Current Opinion in Nephrology and Hypertension was launched in 1992. It is part of a successful series of review journals whose unique format is designed to provide a systematic and critical assessment of the literature as presented in the many primary journals. The field of nephrology and hypertension is divided into 12 sections that are each reviewed once a year. Each section is assigned a Section Editor, a leading authority in the area, who identifies the most important topics at that time. Here we are pleased to introduce the Section Editors for this issue.
Maarten Taal graduated from the University of Cape Town Medical School, South Africa, in 1987. After completing his post-graduate training in internal medicine and nephrology at Groote Schuur Hospital, Cape Town, he joined the Laboratory of Kidney and Electrolyte Physiology at Brigham and Women's Hospital, Boston, USA under the directorship of Barry M. Brenner. His research focused on mechanisms underlying the progression of chronic kidney disease and earned him a Doctor of Medicine degree. He subsequently moved to the United Kingdom where he was appointed a Consultant Renal Physician at Derby City General Hospital in 2002 and Special Lecturer at the University of Nottingham Medical School in 2006. His current research interests include Chronic Kidney Disease Progression, Diabetic Nephropathy, Renal Osteodystrophy and Cardiovascular Disease in Chronic Kidney Disease (CKD) patients. He is a member of the Centre for Integrated Systems in Medicine and Biology at the University of Nottingham. He has written chapters on CKD and the management of CKD Progression in several major nephrology text books. He has published original research as well as review articles in most major nephrology journals.
Jonathan Himmelfarb graduated from George Washington University School of Medicine and completed the medical residency program at the Maine Medical Center. After finishing his nephrology fellowship at Brigham and Women's Hospital in Boston in 1998 he continued his career as a member of Maine Medical Center Division of Nephrology and Transplantation. In 1997 Dr Himmelfarb was appointed the Director of the Division of Nephrology and Transplantation at the Maine Medical Center, where he also became the Associate Chair for Research in the Department of Medicine, and served as Director of Clinical and Translational Research at the Maine Medical Center Research Institute.

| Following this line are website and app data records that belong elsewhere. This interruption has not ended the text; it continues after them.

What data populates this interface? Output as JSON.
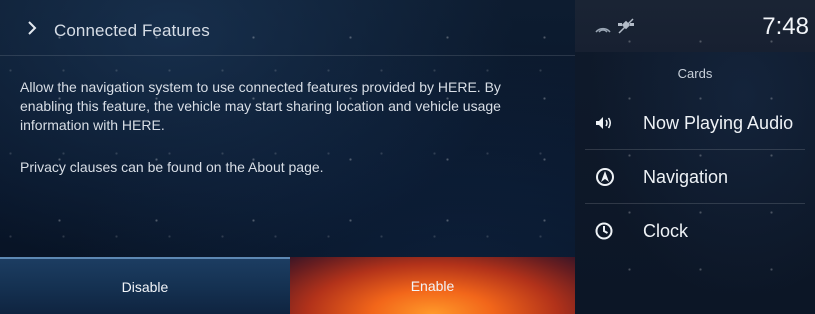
{
  "left_panel": {
    "header": {
      "chevron": "chevron-right-icon",
      "title": "Connected Features"
    },
    "description": "Allow the navigation system to use connected features provided by HERE. By enabling this feature, the vehicle may start sharing location and vehicle usage information with HERE.",
    "privacy_note": "Privacy clauses can be found on the About page.",
    "buttons": {
      "disable_label": "Disable",
      "enable_label": "Enable"
    }
  },
  "right_panel": {
    "status_bar": {
      "time": "7:48",
      "icons": [
        "signal-icon",
        "gps-off-icon"
      ]
    },
    "cards_title": "Cards",
    "cards": [
      {
        "icon": "speaker-icon",
        "label": "Now Playing Audio"
      },
      {
        "icon": "navigation-icon",
        "label": "Navigation"
      },
      {
        "icon": "clock-icon",
        "label": "Clock"
      }
    ]
  },
  "colors": {
    "accent_enable": "#f2661a",
    "accent_disable": "#1c3d62"
  }
}
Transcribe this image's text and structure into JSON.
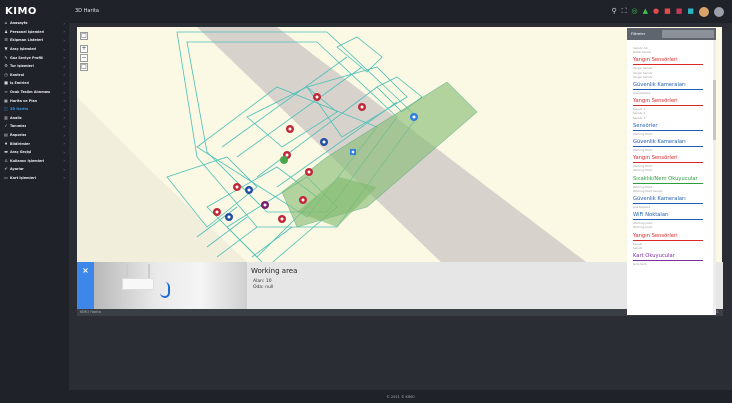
{
  "app": {
    "logo": "KIMO",
    "page_title": "3D Harita"
  },
  "sidebar": {
    "items": [
      {
        "label": "Anasayfa",
        "icon": "home-icon",
        "glyph": "⌂"
      },
      {
        "label": "Personel İşlemleri",
        "icon": "users-icon",
        "glyph": "♟"
      },
      {
        "label": "Ekipman Listeleri",
        "icon": "list-icon",
        "glyph": "☰"
      },
      {
        "label": "Araç İşlemleri",
        "icon": "filter-icon",
        "glyph": "▼"
      },
      {
        "label": "Gaz Seviye Profili",
        "icon": "gas-icon",
        "glyph": "✎"
      },
      {
        "label": "Tur İşlemleri",
        "icon": "settings-icon",
        "glyph": "⚙"
      },
      {
        "label": "Kontrol",
        "icon": "clock-icon",
        "glyph": "◷"
      },
      {
        "label": "İş Emirleri",
        "icon": "video-icon",
        "glyph": "■"
      },
      {
        "label": "Ocak Teslim Alınması",
        "icon": "signal-icon",
        "glyph": "≈"
      },
      {
        "label": "Harita ve Plan",
        "icon": "map-icon",
        "glyph": "▦"
      },
      {
        "label": "3D Harita",
        "icon": "cube-icon",
        "glyph": "◫",
        "active": true
      },
      {
        "label": "Analiz",
        "icon": "chart-icon",
        "glyph": "▥"
      },
      {
        "label": "Tanımlar",
        "icon": "wrench-icon",
        "glyph": "✓"
      },
      {
        "label": "Raporlar",
        "icon": "file-icon",
        "glyph": "▤"
      },
      {
        "label": "Bildirimler",
        "icon": "bell-icon",
        "glyph": "♦"
      },
      {
        "label": "Araç Geçişi",
        "icon": "car-icon",
        "glyph": "▬"
      },
      {
        "label": "Kullanıcı İşlemleri",
        "icon": "user-settings-icon",
        "glyph": "♙"
      },
      {
        "label": "Ayarlar",
        "icon": "tools-icon",
        "glyph": "✔"
      },
      {
        "label": "Kart İşlemleri",
        "icon": "card-icon",
        "glyph": "▭"
      }
    ]
  },
  "map": {
    "zoom_in": "+",
    "zoom_out": "−",
    "fullscreen": "□",
    "collapse": "«"
  },
  "info_panel": {
    "close": "×",
    "heading": "Working area",
    "rows": [
      {
        "label": "Alan",
        "value": "10"
      },
      {
        "label": "Oda",
        "value": "null"
      }
    ],
    "footer_left": "KİMO Harita",
    "footer_right": "0.11  |  1:1"
  },
  "right_panel": {
    "tab_label": "Filtreler",
    "groups": [
      {
        "title": "",
        "color": "#999999",
        "rows": [
          "Sensör Adı",
          "Dahili Sensör"
        ]
      },
      {
        "title": "Yangın Sensörleri",
        "color": "#d62828",
        "rows": [
          "Yangın Sensör",
          "Yangın Sensör",
          "Yangın Sensör"
        ]
      },
      {
        "title": "Güvenlik Kameraları",
        "color": "#1f5fb5",
        "rows": [
          "Ana Kamera"
        ]
      },
      {
        "title": "Yangın Sensörleri",
        "color": "#d62828",
        "rows": [
          "Sensör 1",
          "Sensör 2",
          "Sensör 3"
        ]
      },
      {
        "title": "Sensörler",
        "color": "#1f5fb5",
        "rows": [
          "Working Point"
        ]
      },
      {
        "title": "Güvenlik Kameraları",
        "color": "#1f5fb5",
        "rows": [
          "Working Point"
        ]
      },
      {
        "title": "Yangın Sensörleri",
        "color": "#d62828",
        "rows": [
          "Working Point",
          "Working Point"
        ]
      },
      {
        "title": "Sıcaklık/Nem Okuyucular",
        "color": "#2e9e3a",
        "rows": [
          "Working Point",
          "Working Point Sensör"
        ]
      },
      {
        "title": "Güvenlik Kameraları",
        "color": "#1f5fb5",
        "rows": [
          "Ana Kamera"
        ]
      },
      {
        "title": "WiFi Noktaları",
        "color": "#1f5fb5",
        "rows": [
          "Working point",
          "Working point"
        ]
      },
      {
        "title": "Yangın Sensörleri",
        "color": "#d62828",
        "rows": [
          "Sensör",
          "Sensör"
        ]
      },
      {
        "title": "Kart Okuyucular",
        "color": "#7a2fa3",
        "rows": [
          "Giriş Kartı"
        ]
      }
    ]
  },
  "footer": {
    "copyright": "© 2021 © KİMO"
  }
}
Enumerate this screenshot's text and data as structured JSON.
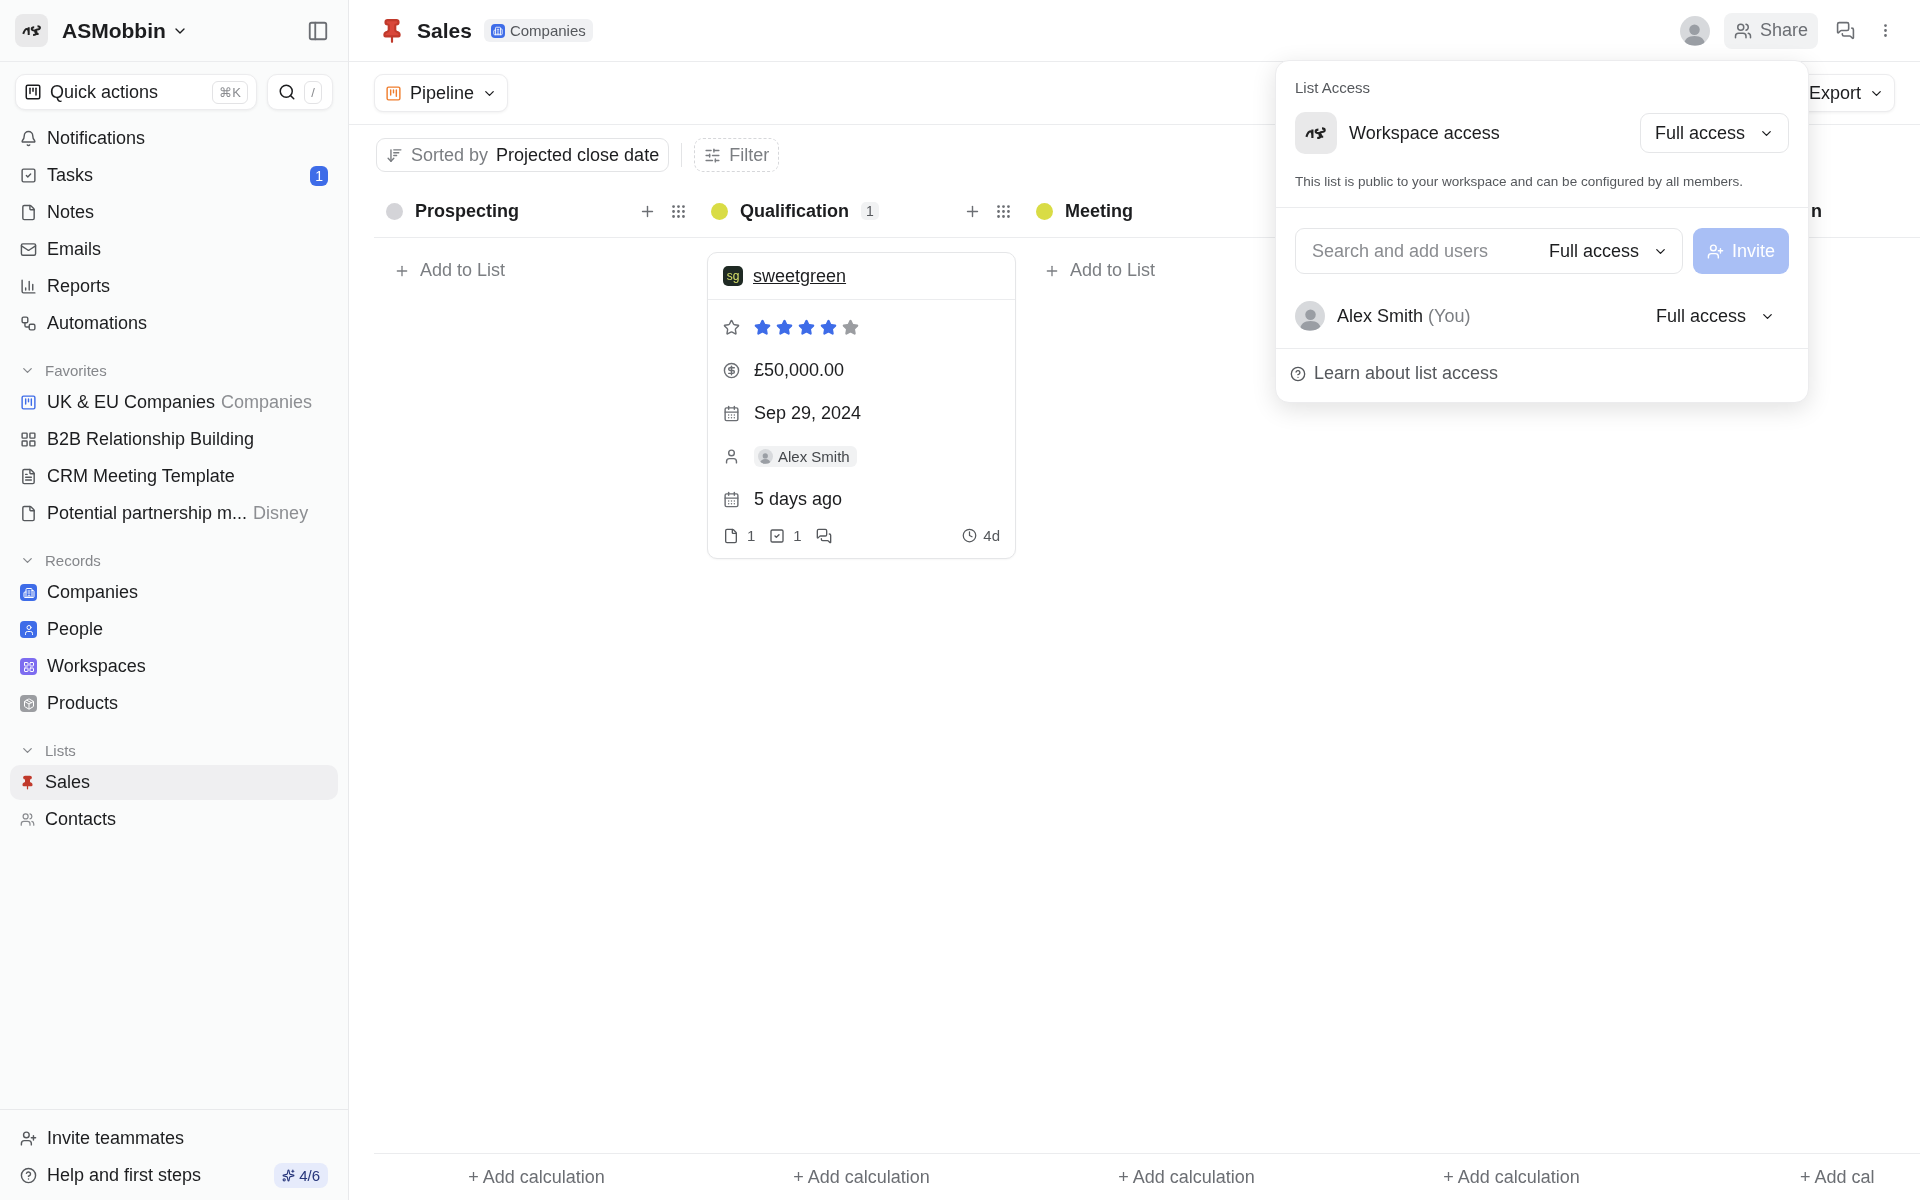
{
  "sidebar": {
    "workspace": "ASMobbin",
    "quick_actions": {
      "label": "Quick actions",
      "shortcut": "⌘K"
    },
    "search_shortcut": "/",
    "nav": [
      {
        "label": "Notifications"
      },
      {
        "label": "Tasks",
        "badge": "1"
      },
      {
        "label": "Notes"
      },
      {
        "label": "Emails"
      },
      {
        "label": "Reports"
      },
      {
        "label": "Automations"
      }
    ],
    "sections": [
      {
        "title": "Favorites",
        "expanded": true,
        "items": [
          {
            "label": "UK & EU Companies",
            "secondary": "Companies",
            "selected": false
          },
          {
            "label": "B2B Relationship Building",
            "selected": false
          },
          {
            "label": "CRM Meeting Template",
            "selected": false
          },
          {
            "label": "Potential partnership m...",
            "secondary": "Disney",
            "selected": false
          }
        ]
      },
      {
        "title": "Records",
        "expanded": true,
        "items": [
          {
            "label": "Companies",
            "selected": false
          },
          {
            "label": "People",
            "selected": false
          },
          {
            "label": "Workspaces",
            "selected": false
          },
          {
            "label": "Products",
            "selected": false
          }
        ]
      },
      {
        "title": "Lists",
        "expanded": true,
        "items": [
          {
            "label": "Sales",
            "selected": true
          },
          {
            "label": "Contacts",
            "selected": false
          }
        ]
      }
    ],
    "footer": [
      {
        "label": "Invite teammates"
      },
      {
        "label": "Help and first steps",
        "badge": "4/6"
      }
    ]
  },
  "header": {
    "title": "Sales",
    "tag": "Companies",
    "share": "Share"
  },
  "toolbar": {
    "view": "Pipeline",
    "export": "Export"
  },
  "filters": {
    "sort_prefix": "Sorted by",
    "sort_value": "Projected close date",
    "filter": "Filter"
  },
  "board": {
    "columns": [
      {
        "title": "Prospecting",
        "color": "#d4d4d8",
        "add_label": "Add to List"
      },
      {
        "title": "Qualification",
        "color": "#d9dc45",
        "count": "1",
        "cards": [
          {
            "company": "sweetgreen",
            "logo": "sg",
            "stars": 4,
            "amount": "£50,000.00",
            "date": "Sep 29, 2024",
            "owner": "Alex Smith",
            "last_contact": "5 days ago",
            "notes": "1",
            "tasks": "1",
            "age": "4d"
          }
        ]
      },
      {
        "title": "Meeting",
        "color": "#d9dc45",
        "add_label": "Add to List"
      }
    ],
    "cut_heading": "n",
    "calculations": [
      "+ Add calculation",
      "+ Add calculation",
      "+ Add calculation",
      "+ Add calculation",
      "+ Add cal"
    ]
  },
  "popover": {
    "title": "List Access",
    "workspace_access": {
      "label": "Workspace access",
      "level": "Full access"
    },
    "description": "This list is public to your workspace and can be configured by all members.",
    "search": {
      "placeholder": "Search and add users",
      "level": "Full access"
    },
    "invite": {
      "label": "Invite",
      "disabled": true
    },
    "members": [
      {
        "name": "Alex Smith",
        "suffix": "(You)",
        "level": "Full access"
      }
    ],
    "learn": "Learn about list access"
  }
}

Since June 2008, Dr Himmelfarb is Director of the Kidney Research Institute, Professor of Medicine, and holds the Joseph W. Eschbach M.D. Endowed Chair in Kidney Research the University of Washington.
Dr Himmelfarb has served on numerous study sections and grant review committees. He has been Chairman for the American Society of Nephrology Dialysis Advisory Group and is currently Chairman of the American Society of Nephrology's Public Policy Board. He has served on the Scientific Advisory Boards of the United Network for Organ Sharing, the National Kidney Foundation, and the Satellite Healthcare Research Foundation. Since 2002, he has been a member of the American Board of Internal Medicine Subspecialty Board on Nephrology. Dr Himmelfarb served as on the Editorial Boards of the Journal of the American Society of Nephrology and Kidney International, and is currently North American editor for Dialysis and Renal Transplantation for the Faculty of 1000 in Medicine. He has served on program committees for the World Congress of Nephrology, American Society of Nephrology, and the Renal Research Institute. He is the author of more than 140 peer-reviewed publications, including original research, reviews, and editorials. His current research includes biomarkers of cardiovascular risk in chronic kidney disease, studies of oxidative stress in chronic kidney disease, performance of randomized clinical trials as part of the NIDDK Dialysis Access Consortium, and studies of metabolic alterations in acute kidney injury.
Steven Sacks is Professor of Nephrology and Head of the Department of Nephrology and Transplantation at King's College London School of Medicine. After gaining a PhD at the Laboratory of Molecular Biology in Cambridge, he completed his nephrology training in Oxford and Cambridge, and has since been based at Guy's Hospital in London. His main research interest is in complement and renal disease, in particular the regulation of local synthesis of compliment and its effect on alloimmunity and antimicrobial defence. Professor Sacks also has an interest in Medical Ethics and serves on the Medical Research Council and Wellcome Trust grants award panels.